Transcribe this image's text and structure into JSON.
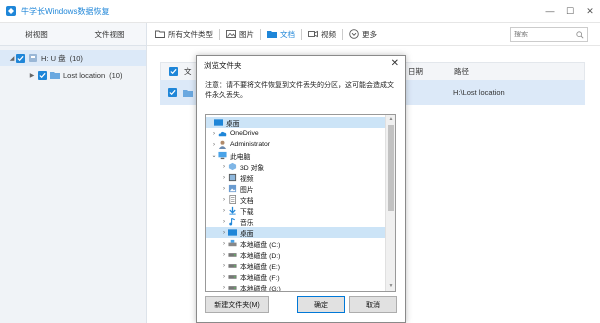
{
  "app": {
    "title": "牛学长Windows数据恢复",
    "controls": [
      "—",
      "☐",
      "✕"
    ]
  },
  "sidebar": {
    "tabs": [
      "树视图",
      "文件视图"
    ],
    "tree": [
      {
        "label": "H: U 盘",
        "count": "(10)"
      },
      {
        "label": "Lost location",
        "count": "(10)"
      }
    ]
  },
  "toolbar": {
    "items": [
      "所有文件类型",
      "图片",
      "文档",
      "视频",
      "更多"
    ],
    "search_placeholder": "搜索"
  },
  "table": {
    "headers": [
      "文",
      "日期",
      "路径"
    ],
    "row": {
      "path": "H:\\Lost location"
    }
  },
  "dialog": {
    "title": "浏览文件夹",
    "close": "✕",
    "message": "注意：请不要将文件恢复到文件丢失的分区，这可能会造成文件永久丢失。",
    "tree": [
      {
        "label": "桌面"
      },
      {
        "label": "OneDrive"
      },
      {
        "label": "Administrator"
      },
      {
        "label": "此电脑"
      },
      {
        "label": "3D 对象"
      },
      {
        "label": "视频"
      },
      {
        "label": "图片"
      },
      {
        "label": "文档"
      },
      {
        "label": "下载"
      },
      {
        "label": "音乐"
      },
      {
        "label": "桌面"
      },
      {
        "label": "本地磁盘 (C:)"
      },
      {
        "label": "本地磁盘 (D:)"
      },
      {
        "label": "本地磁盘 (E:)"
      },
      {
        "label": "本地磁盘 (F:)"
      },
      {
        "label": "本地磁盘 (G:)"
      }
    ],
    "buttons": {
      "new_folder": "新建文件夹(M)",
      "ok": "确定",
      "cancel": "取消"
    }
  },
  "colors": {
    "accent": "#1f86d8",
    "sidebar_bg": "#f0f3f7",
    "selected_row": "#dce9f8"
  }
}
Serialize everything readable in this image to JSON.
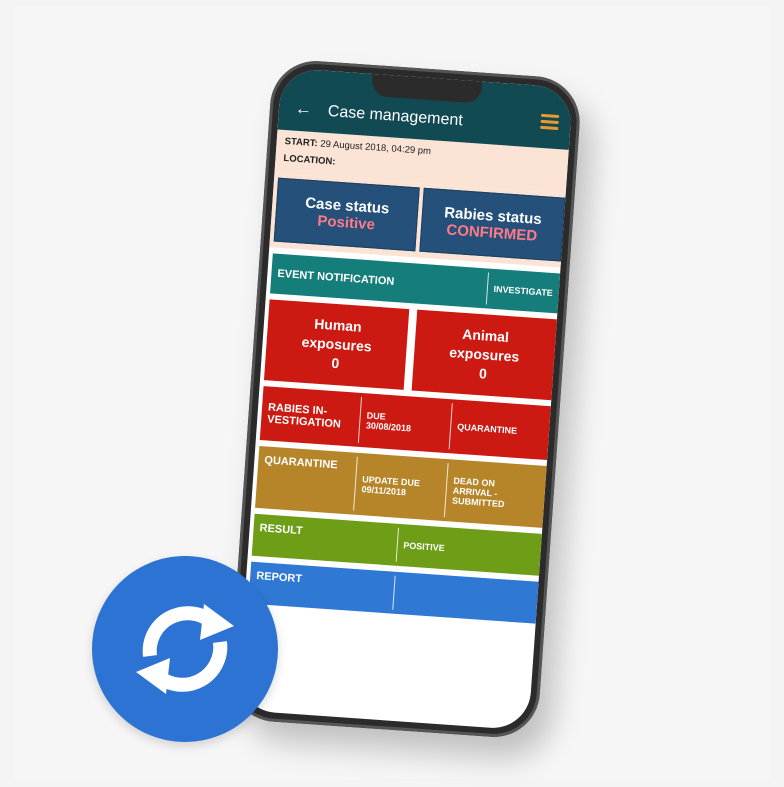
{
  "appbar": {
    "back_icon": "arrow-left-icon",
    "title": "Case management",
    "menu_icon": "hamburger-menu-icon"
  },
  "info": {
    "start_label": "START:",
    "start_value": "29 August 2018, 04:29 pm",
    "location_label": "LOCATION:"
  },
  "case_status": {
    "label": "Case status",
    "value": "Positive"
  },
  "rabies_status": {
    "label": "Rabies status",
    "value": "CONFIRMED"
  },
  "event": {
    "label": "EVENT NOTIFICATION",
    "action": "INVESTIGATE"
  },
  "human_exposures": {
    "line1": "Human",
    "line2": "exposures",
    "count": "0"
  },
  "animal_exposures": {
    "line1": "Animal",
    "line2": "exposures",
    "count": "0"
  },
  "investigation": {
    "label_line1": "RABIES IN-",
    "label_line2": "VESTIGATION",
    "due_label": "DUE",
    "due_date": "30/08/2018",
    "action": "QUARANTINE"
  },
  "quarantine": {
    "label": "QUARANTINE",
    "update_label": "UPDATE DUE",
    "update_date": "09/11/2018",
    "status_line1": "DEAD ON",
    "status_line2": "ARRIVAL -",
    "status_line3": "SUBMITTED"
  },
  "result": {
    "label": "RESULT",
    "value": "POSITIVE"
  },
  "report": {
    "label": "REPORT"
  },
  "colors": {
    "appbar": "#124a54",
    "status_box": "#24507a",
    "teal": "#157d7a",
    "red": "#cc1a12",
    "ochre": "#b6852a",
    "green": "#6e9d18",
    "blue": "#2f79d5",
    "sync_badge": "#2d73d4"
  },
  "sync_badge_icon": "sync-refresh-icon"
}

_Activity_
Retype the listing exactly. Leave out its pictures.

_Exercise solution_
Transcribe this image's text and structure into JSON.
{
  "app": {
    "title": "牛学长Windows数据恢复",
    "controls": [
      "—",
      "☐",
      "✕"
    ]
  },
  "sidebar": {
    "tabs": [
      "树视图",
      "文件视图"
    ],
    "tree": [
      {
        "label": "H: U 盘",
        "count": "(10)"
      },
      {
        "label": "Lost location",
        "count": "(10)"
      }
    ]
  },
  "toolbar": {
    "items": [
      "所有文件类型",
      "图片",
      "文档",
      "视频",
      "更多"
    ],
    "search_placeholder": "搜索"
  },
  "table": {
    "headers": [
      "文",
      "日期",
      "路径"
    ],
    "row": {
      "path": "H:\\Lost location"
    }
  },
  "dialog": {
    "title": "浏览文件夹",
    "close": "✕",
    "message": "注意：请不要将文件恢复到文件丢失的分区，这可能会造成文件永久丢失。",
    "tree": [
      {
        "label": "桌面"
      },
      {
        "label": "OneDrive"
      },
      {
        "label": "Administrator"
      },
      {
        "label": "此电脑"
      },
      {
        "label": "3D 对象"
      },
      {
        "label": "视频"
      },
      {
        "label": "图片"
      },
      {
        "label": "文档"
      },
      {
        "label": "下载"
      },
      {
        "label": "音乐"
      },
      {
        "label": "桌面"
      },
      {
        "label": "本地磁盘 (C:)"
      },
      {
        "label": "本地磁盘 (D:)"
      },
      {
        "label": "本地磁盘 (E:)"
      },
      {
        "label": "本地磁盘 (F:)"
      },
      {
        "label": "本地磁盘 (G:)"
      }
    ],
    "buttons": {
      "new_folder": "新建文件夹(M)",
      "ok": "确定",
      "cancel": "取消"
    }
  },
  "colors": {
    "accent": "#1f86d8",
    "sidebar_bg": "#f0f3f7",
    "selected_row": "#dce9f8"
  }
}
Serialize everything readable in this image to JSON.
{
  "appbar": {
    "back_icon": "arrow-left-icon",
    "title": "Case management",
    "menu_icon": "hamburger-menu-icon"
  },
  "info": {
    "start_label": "START:",
    "start_value": "29 August 2018, 04:29 pm",
    "location_label": "LOCATION:"
  },
  "case_status": {
    "label": "Case status",
    "value": "Positive"
  },
  "rabies_status": {
    "label": "Rabies status",
    "value": "CONFIRMED"
  },
  "event": {
    "label": "EVENT NOTIFICATION",
    "action": "INVESTIGATE"
  },
  "human_exposures": {
    "line1": "Human",
    "line2": "exposures",
    "count": "0"
  },
  "animal_exposures": {
    "line1": "Animal",
    "line2": "exposures",
    "count": "0"
  },
  "investigation": {
    "label_line1": "RABIES IN-",
    "label_line2": "VESTIGATION",
    "due_label": "DUE",
    "due_date": "30/08/2018",
    "action": "QUARANTINE"
  },
  "quarantine": {
    "label": "QUARANTINE",
    "update_label": "UPDATE DUE",
    "update_date": "09/11/2018",
    "status_line1": "DEAD ON",
    "status_line2": "ARRIVAL -",
    "status_line3": "SUBMITTED"
  },
  "result": {
    "label": "RESULT",
    "value": "POSITIVE"
  },
  "report": {
    "label": "REPORT"
  },
  "colors": {
    "appbar": "#124a54",
    "status_box": "#24507a",
    "teal": "#157d7a",
    "red": "#cc1a12",
    "ochre": "#b6852a",
    "green": "#6e9d18",
    "blue": "#2f79d5",
    "sync_badge": "#2d73d4"
  },
  "sync_badge_icon": "sync-refresh-icon"
}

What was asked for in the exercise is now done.